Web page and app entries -
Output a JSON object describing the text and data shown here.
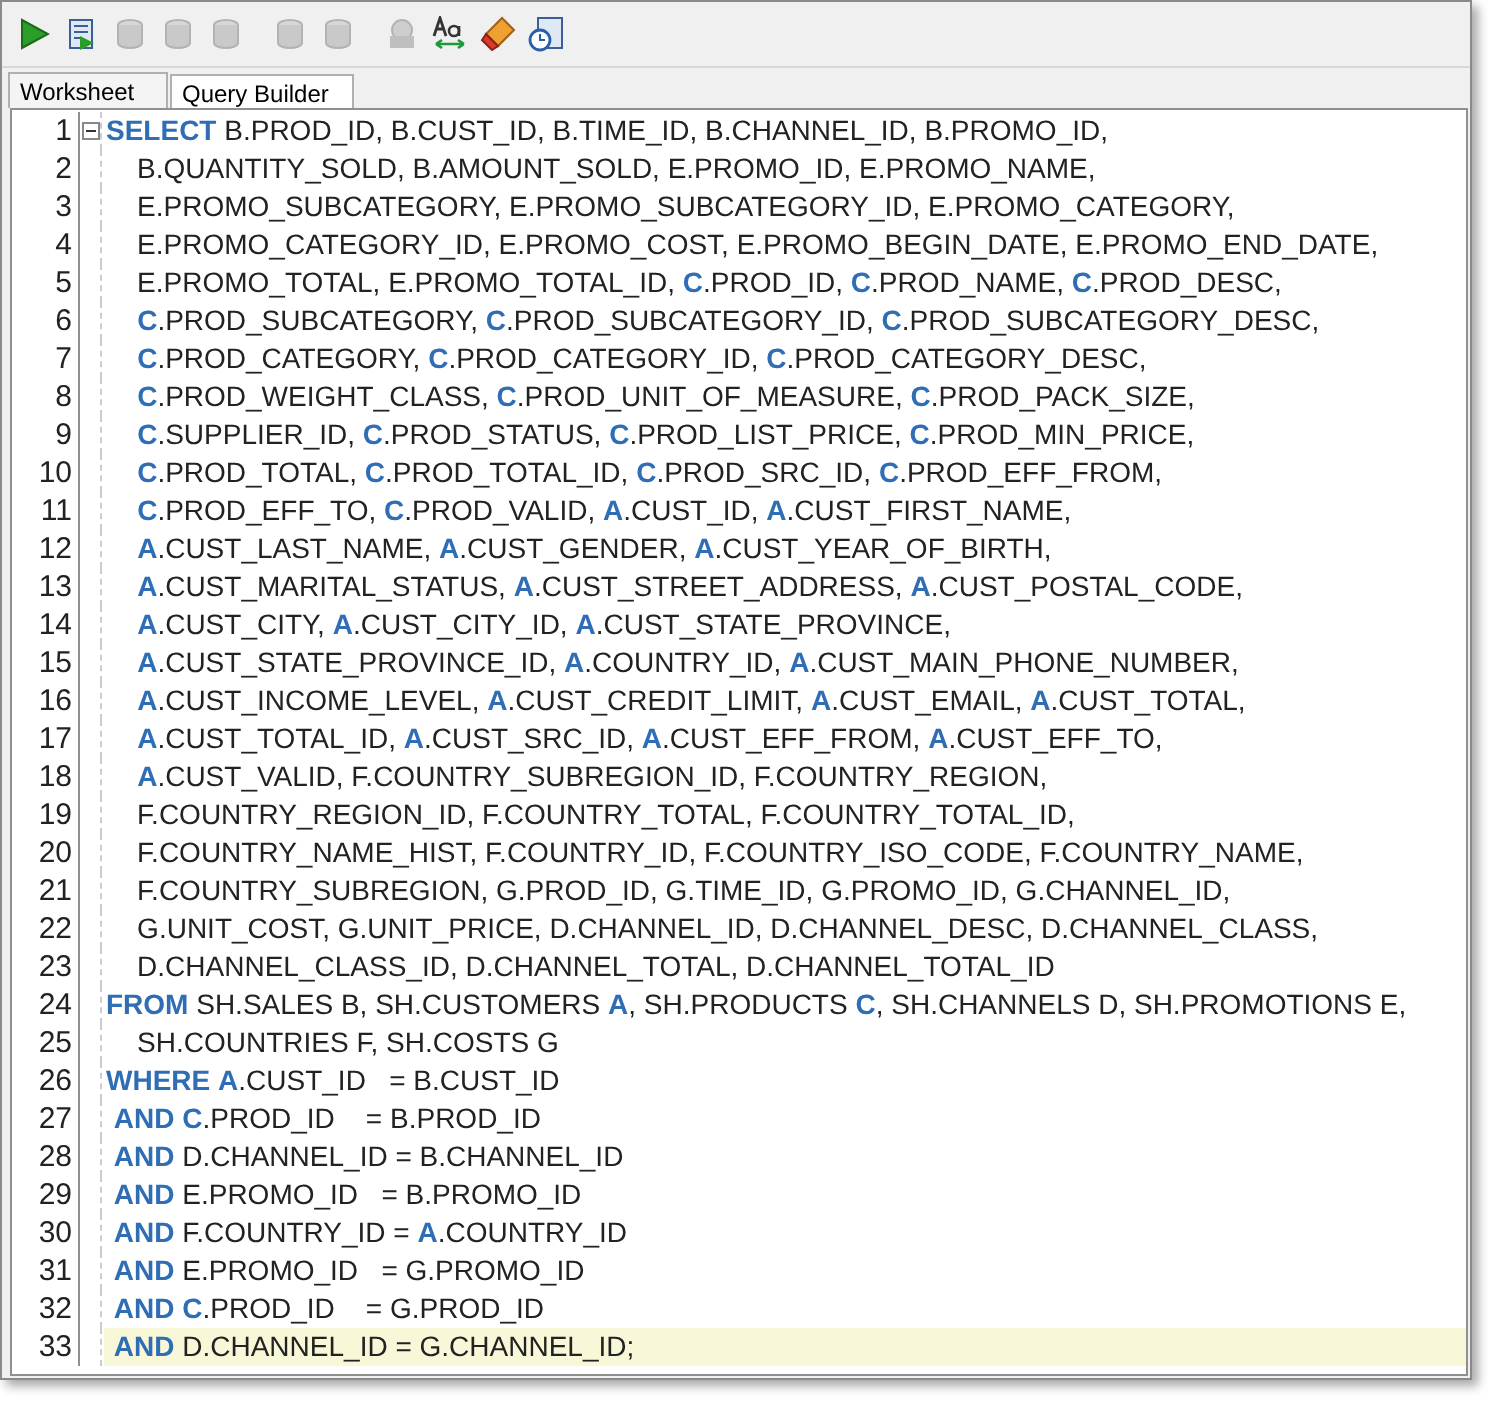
{
  "toolbar": [
    [
      {
        "kind": "run",
        "disabled": false
      },
      {
        "kind": "script",
        "disabled": false
      },
      {
        "kind": "commit",
        "disabled": true
      },
      {
        "kind": "rollback",
        "disabled": true
      },
      {
        "kind": "explain",
        "disabled": true
      }
    ],
    [
      {
        "kind": "autotrace",
        "disabled": true
      },
      {
        "kind": "tuning",
        "disabled": true
      }
    ],
    [
      {
        "kind": "sql",
        "disabled": true
      },
      {
        "kind": "format",
        "disabled": false
      },
      {
        "kind": "clear",
        "disabled": false
      },
      {
        "kind": "history",
        "disabled": false
      }
    ]
  ],
  "tabs": [
    {
      "label": "Worksheet",
      "selected": true
    },
    {
      "label": "Query Builder",
      "selected": false
    }
  ],
  "editor": {
    "lines": [
      {
        "number": "1",
        "fold_marker": true,
        "current": false,
        "code": "**SELECT** B.PROD_ID, B.CUST_ID, B.TIME_ID, B.CHANNEL_ID, B.PROMO_ID,"
      },
      {
        "number": "2",
        "fold_marker": false,
        "current": false,
        "code": "    B.QUANTITY_SOLD, B.AMOUNT_SOLD, E.PROMO_ID, E.PROMO_NAME,"
      },
      {
        "number": "3",
        "fold_marker": false,
        "current": false,
        "code": "    E.PROMO_SUBCATEGORY, E.PROMO_SUBCATEGORY_ID, E.PROMO_CATEGORY,"
      },
      {
        "number": "4",
        "fold_marker": false,
        "current": false,
        "code": "    E.PROMO_CATEGORY_ID, E.PROMO_COST, E.PROMO_BEGIN_DATE, E.PROMO_END_DATE,"
      },
      {
        "number": "5",
        "fold_marker": false,
        "current": false,
        "code": "    E.PROMO_TOTAL, E.PROMO_TOTAL_ID, **C**.PROD_ID, **C**.PROD_NAME, **C**.PROD_DESC,"
      },
      {
        "number": "6",
        "fold_marker": false,
        "current": false,
        "code": "    **C**.PROD_SUBCATEGORY, **C**.PROD_SUBCATEGORY_ID, **C**.PROD_SUBCATEGORY_DESC,"
      },
      {
        "number": "7",
        "fold_marker": false,
        "current": false,
        "code": "    **C**.PROD_CATEGORY, **C**.PROD_CATEGORY_ID, **C**.PROD_CATEGORY_DESC,"
      },
      {
        "number": "8",
        "fold_marker": false,
        "current": false,
        "code": "    **C**.PROD_WEIGHT_CLASS, **C**.PROD_UNIT_OF_MEASURE, **C**.PROD_PACK_SIZE,"
      },
      {
        "number": "9",
        "fold_marker": false,
        "current": false,
        "code": "    **C**.SUPPLIER_ID, **C**.PROD_STATUS, **C**.PROD_LIST_PRICE, **C**.PROD_MIN_PRICE,"
      },
      {
        "number": "10",
        "fold_marker": false,
        "current": false,
        "code": "    **C**.PROD_TOTAL, **C**.PROD_TOTAL_ID, **C**.PROD_SRC_ID, **C**.PROD_EFF_FROM,"
      },
      {
        "number": "11",
        "fold_marker": false,
        "current": false,
        "code": "    **C**.PROD_EFF_TO, **C**.PROD_VALID, **A**.CUST_ID, **A**.CUST_FIRST_NAME,"
      },
      {
        "number": "12",
        "fold_marker": false,
        "current": false,
        "code": "    **A**.CUST_LAST_NAME, **A**.CUST_GENDER, **A**.CUST_YEAR_OF_BIRTH,"
      },
      {
        "number": "13",
        "fold_marker": false,
        "current": false,
        "code": "    **A**.CUST_MARITAL_STATUS, **A**.CUST_STREET_ADDRESS, **A**.CUST_POSTAL_CODE,"
      },
      {
        "number": "14",
        "fold_marker": false,
        "current": false,
        "code": "    **A**.CUST_CITY, **A**.CUST_CITY_ID, **A**.CUST_STATE_PROVINCE,"
      },
      {
        "number": "15",
        "fold_marker": false,
        "current": false,
        "code": "    **A**.CUST_STATE_PROVINCE_ID, **A**.COUNTRY_ID, **A**.CUST_MAIN_PHONE_NUMBER,"
      },
      {
        "number": "16",
        "fold_marker": false,
        "current": false,
        "code": "    **A**.CUST_INCOME_LEVEL, **A**.CUST_CREDIT_LIMIT, **A**.CUST_EMAIL, **A**.CUST_TOTAL,"
      },
      {
        "number": "17",
        "fold_marker": false,
        "current": false,
        "code": "    **A**.CUST_TOTAL_ID, **A**.CUST_SRC_ID, **A**.CUST_EFF_FROM, **A**.CUST_EFF_TO,"
      },
      {
        "number": "18",
        "fold_marker": false,
        "current": false,
        "code": "    **A**.CUST_VALID, F.COUNTRY_SUBREGION_ID, F.COUNTRY_REGION,"
      },
      {
        "number": "19",
        "fold_marker": false,
        "current": false,
        "code": "    F.COUNTRY_REGION_ID, F.COUNTRY_TOTAL, F.COUNTRY_TOTAL_ID,"
      },
      {
        "number": "20",
        "fold_marker": false,
        "current": false,
        "code": "    F.COUNTRY_NAME_HIST, F.COUNTRY_ID, F.COUNTRY_ISO_CODE, F.COUNTRY_NAME,"
      },
      {
        "number": "21",
        "fold_marker": false,
        "current": false,
        "code": "    F.COUNTRY_SUBREGION, G.PROD_ID, G.TIME_ID, G.PROMO_ID, G.CHANNEL_ID,"
      },
      {
        "number": "22",
        "fold_marker": false,
        "current": false,
        "code": "    G.UNIT_COST, G.UNIT_PRICE, D.CHANNEL_ID, D.CHANNEL_DESC, D.CHANNEL_CLASS,"
      },
      {
        "number": "23",
        "fold_marker": false,
        "current": false,
        "code": "    D.CHANNEL_CLASS_ID, D.CHANNEL_TOTAL, D.CHANNEL_TOTAL_ID"
      },
      {
        "number": "24",
        "fold_marker": false,
        "current": false,
        "code": "**FROM** SH.SALES B, SH.CUSTOMERS **A**, SH.PRODUCTS **C**, SH.CHANNELS D, SH.PROMOTIONS E,"
      },
      {
        "number": "25",
        "fold_marker": false,
        "current": false,
        "code": "    SH.COUNTRIES F, SH.COSTS G"
      },
      {
        "number": "26",
        "fold_marker": false,
        "current": false,
        "code": "**WHERE** **A**.CUST_ID   = B.CUST_ID"
      },
      {
        "number": "27",
        "fold_marker": false,
        "current": false,
        "code": " **AND** **C**.PROD_ID    = B.PROD_ID"
      },
      {
        "number": "28",
        "fold_marker": false,
        "current": false,
        "code": " **AND** D.CHANNEL_ID = B.CHANNEL_ID"
      },
      {
        "number": "29",
        "fold_marker": false,
        "current": false,
        "code": " **AND** E.PROMO_ID   = B.PROMO_ID"
      },
      {
        "number": "30",
        "fold_marker": false,
        "current": false,
        "code": " **AND** F.COUNTRY_ID = **A**.COUNTRY_ID"
      },
      {
        "number": "31",
        "fold_marker": false,
        "current": false,
        "code": " **AND** E.PROMO_ID   = G.PROMO_ID"
      },
      {
        "number": "32",
        "fold_marker": false,
        "current": false,
        "code": " **AND** **C**.PROD_ID    = G.PROD_ID"
      },
      {
        "number": "33",
        "fold_marker": false,
        "current": true,
        "code": " **AND** D.CHANNEL_ID = G.CHANNEL_ID;"
      }
    ]
  }
}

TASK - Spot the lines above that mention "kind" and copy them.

SOLUTION FOR THIS PROBLEM -
        "kind": "run",
        "kind": "script",
        "kind": "commit",
        "kind": "rollback",
        "kind": "explain",
        "kind": "autotrace",
        "kind": "tuning",
        "kind": "sql",
        "kind": "format",
        "kind": "clear",
        "kind": "history",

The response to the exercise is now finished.